  8. I was then ready to start adding more colour and depth with Bister and coloured varnish. Here is where I did have a slight panic. I first sprayed over my canvases with black Bister. When dry I then used a damp sponge to lift away some of the colour from the top layers. The idea was to emphasis the deep crevices and texture. Eeek – I thought that I had ruined it! The soluble Bister did lift off some areas but it was difficult to remove from others. My texture balls soaked it up and the hessian held onto quite a lot of it too. So where I had planned my colours and light areas got covered in darkness! Oh dear I thought (me swear? Tee hee).
  9. After I had calmed down, it then came to me. I could go over some of the areas using the Powertex as a paint. In addition I had opaque white Powercolor in my stash so I could use that too at the varnish stage. I over painted some of the areas with the coloured Powertex. I also used the Powertex to dry brush over areas giving more highlights. So all was not lost after all. Some of the Bister dissolved back into the Powertex as I worked giving a lovely natural organic look. Ooooh happy again.
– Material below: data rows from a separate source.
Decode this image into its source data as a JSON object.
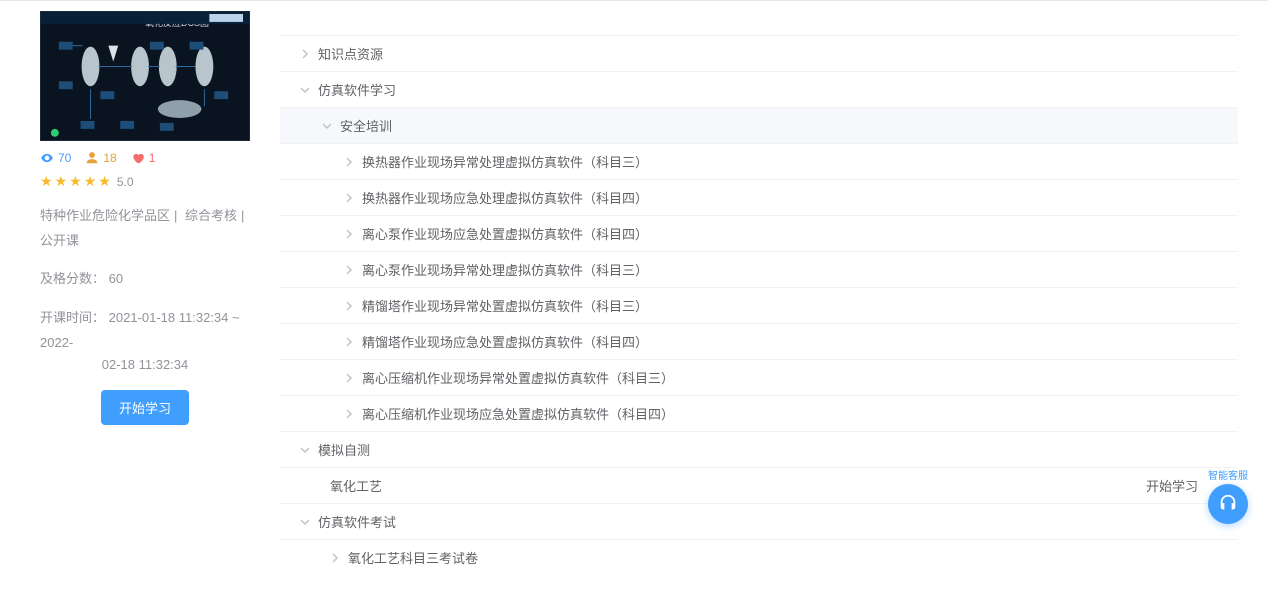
{
  "sidebar": {
    "thumb_caption": "氧化反应DCS图",
    "views": "70",
    "users": "18",
    "likes": "1",
    "rating_score": "5.0",
    "tags": [
      "特种作业危险化学品区",
      "综合考核",
      "公开课"
    ],
    "pass_label": "及格分数：",
    "pass_score": "60",
    "time_label": "开课时间：",
    "time_range_a": "2021-01-18 11:32:34 ~ 2022-",
    "time_range_b": "02-18 11:32:34",
    "start_btn": "开始学习"
  },
  "tree": {
    "n_knowledge": "知识点资源",
    "n_sim_learn": "仿真软件学习",
    "n_safety": "安全培训",
    "items": [
      "换热器作业现场异常处理虚拟仿真软件（科目三）",
      "换热器作业现场应急处理虚拟仿真软件（科目四）",
      "离心泵作业现场应急处置虚拟仿真软件（科目四）",
      "离心泵作业现场异常处理虚拟仿真软件（科目三）",
      "精馏塔作业现场异常处置虚拟仿真软件（科目三）",
      "精馏塔作业现场应急处置虚拟仿真软件（科目四）",
      "离心压缩机作业现场异常处置虚拟仿真软件（科目三）",
      "离心压缩机作业现场应急处置虚拟仿真软件（科目四）"
    ],
    "n_mock": "模拟自测",
    "mock_item": "氧化工艺",
    "mock_action": "开始学习",
    "n_exam": "仿真软件考试",
    "exam_item": "氧化工艺科目三考试卷"
  },
  "assistant_label": "智能客服"
}
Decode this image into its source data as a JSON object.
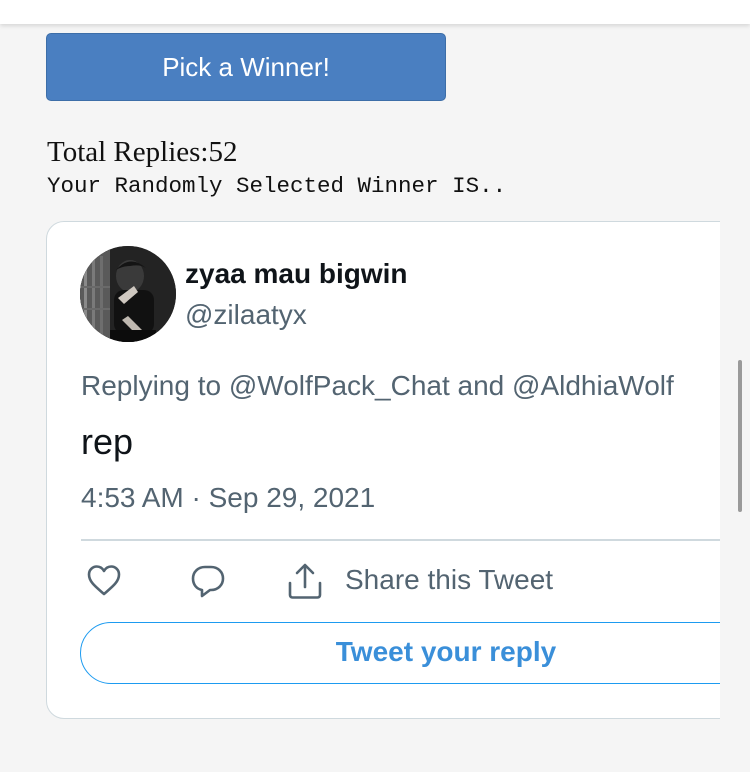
{
  "header": {
    "pick_button_label": "Pick a Winner!",
    "total_replies_label": "Total Replies:",
    "total_replies_count": "52",
    "winner_announcement": "Your Randomly Selected Winner IS.."
  },
  "tweet": {
    "display_name": "zyaa mau bigwin",
    "handle": "@zilaatyx",
    "replying_to": "Replying to @WolfPack_Chat and @AldhiaWolf",
    "text": "rep",
    "timestamp": "4:53 AM · Sep 29, 2021",
    "actions": {
      "like_icon": "heart-icon",
      "reply_icon": "speech-bubble-icon",
      "share_icon": "share-upload-icon",
      "share_label": "Share this Tweet"
    },
    "reply_button_label": "Tweet your reply"
  },
  "colors": {
    "page_background": "#f5f5f5",
    "pick_button": "#4a7fc1",
    "twitter_blue": "#1d9bf0",
    "secondary_text": "#536471",
    "primary_text": "#0f1419",
    "card_border": "#cfd9de"
  }
}
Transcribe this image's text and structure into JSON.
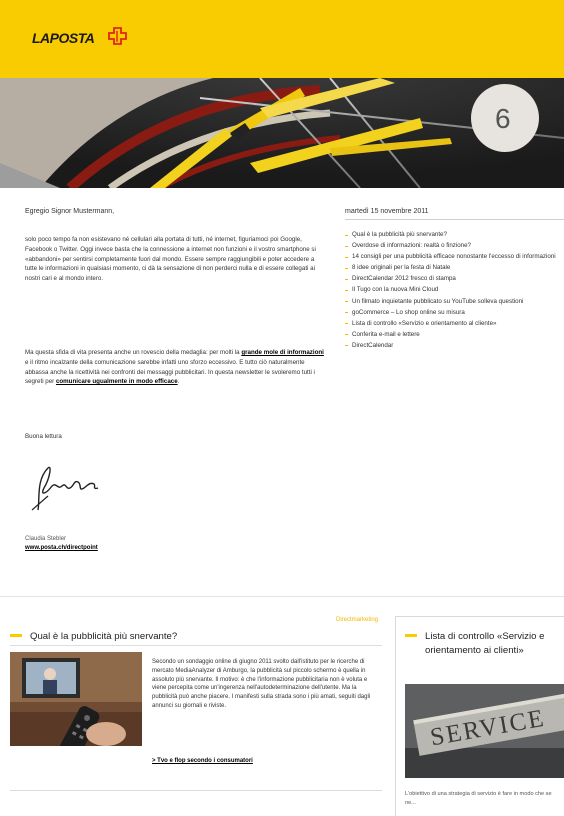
{
  "brand": {
    "logo_text": "LAPOSTA",
    "color_yellow": "#f8cc00"
  },
  "letter": {
    "greeting": "Egregio Signor Mustermann,",
    "intro": "solo poco tempo fa non esistevano né cellulari alla portata di tutti, né internet, figuriamoci poi Google, Facebook o Twitter. Oggi invece basta che la connessione a internet non funzioni e il vostro smartphone si «abbandoni» per sentirsi completamente fuori dal mondo. Essere sempre raggiungibili e poter accedere a tutte le informazioni in qualsiasi momento, ci dà la sensazione di non perderci nulla e di essere collegati ai nostri cari e al mondo intero.",
    "para2_before": "Ma questa sfida di vita presenta anche un rovescio della medaglia: per molti la ",
    "para2_bold": "grande mole di informazioni",
    "para2_mid": " e il ritmo incalzante della comunicazione sarebbe infatti uno sforzo eccessivo. E tutto ciò naturalmente abbassa anche la ricettività nei confronti dei messaggi pubblicitari. In questa newsletter le svoleremo tutti i segreti per ",
    "para2_link": "comunicare ugualmente in modo efficace",
    "para2_end": ".",
    "closing": "Buona lettura",
    "signer_name": "Claudia Stebler",
    "signer_url": "www.posta.ch/directpoint"
  },
  "sidebar": {
    "date": "martedì 15 novembre 2011",
    "toc": [
      "Qual è la pubblicità più snervante?",
      "Overdose di informazioni: realtà o finzione?",
      "14 consigli per una pubblicità efficace nonostante l'eccesso di informazioni",
      "8 idee originali per la festa di Natale",
      "DirectCalendar 2012 fresco di stampa",
      "Il Tugo con la nuova Mini Cloud",
      "Un filmato inquietante pubblicato su YouTube solleva questioni",
      "goCommerce – Lo shop online su misura",
      "Lista di controllo «Servizio e orientamento al cliente»",
      "Conferita e-mail e lettere",
      "DirectCalendar"
    ]
  },
  "article": {
    "category": "Directmarketing",
    "title": "Qual è la pubblicità più snervante?",
    "body": "Secondo un sondaggio online di giugno 2011 svolto dall'istituto per le ricerche di mercato MediaAnalyzer di Amburgo, la pubblicità sul piccolo schermo è quella in assoluto più snervante. Il motivo: è che l'informazione pubblicitaria non è voluta e viene percepita come un'ingerenza nell'autodeterminazione dell'utente. Ma la pubblicità può anche piacere. I manifesti sulla strada sono i più amati, seguiti dagli annunci su giornali e riviste.",
    "link": "> Tvo e flop secondo i consumatori"
  },
  "sidebox": {
    "title": "Lista di controllo «Servizio e orientamento ai clienti»",
    "image_sign": "SERVICE",
    "body": "L'obiettivo di una strategia di servizio è fare in modo che se ne..."
  }
}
  10. When the Powertex was touch dry I then dry brushed with the pigments and varnish. This stage takes a little practice. You need to mix just small amounts of varnish with the pigments (just a drop on your craft mat), remove most of it from the brush (brushing off onto tissue), then apply to the top layers lightly and gradually building up the colour. I mixed a tiny bit of ochre into white pigment (so not a harsh white) to dry brush some areas. Other areas I dry brushed with copper colour.
  11. To fully seal my canvas I mixed a 50:50 mix of varnish and water and sprayed it over the canvas. Spraying enabled me to get it in and around all the crevices and 3D embellishments. I applied several coats (leaving to dry between coats). This then makes the canvas easy to clean as it can simply be run under the tap (where cleaning with a duster or cloth would be tricky). If mounting your piece behind glass this stage would not be needed. Note: Coloured Powertex is weatherproof so complete sealing with varnish is not essential unless you have used Bister (remains soluble so would wash off unless sealed with varnish).
  12. Finally I added a bit of gilding wax around the edges of my canvases (this could be done with coloured varnish).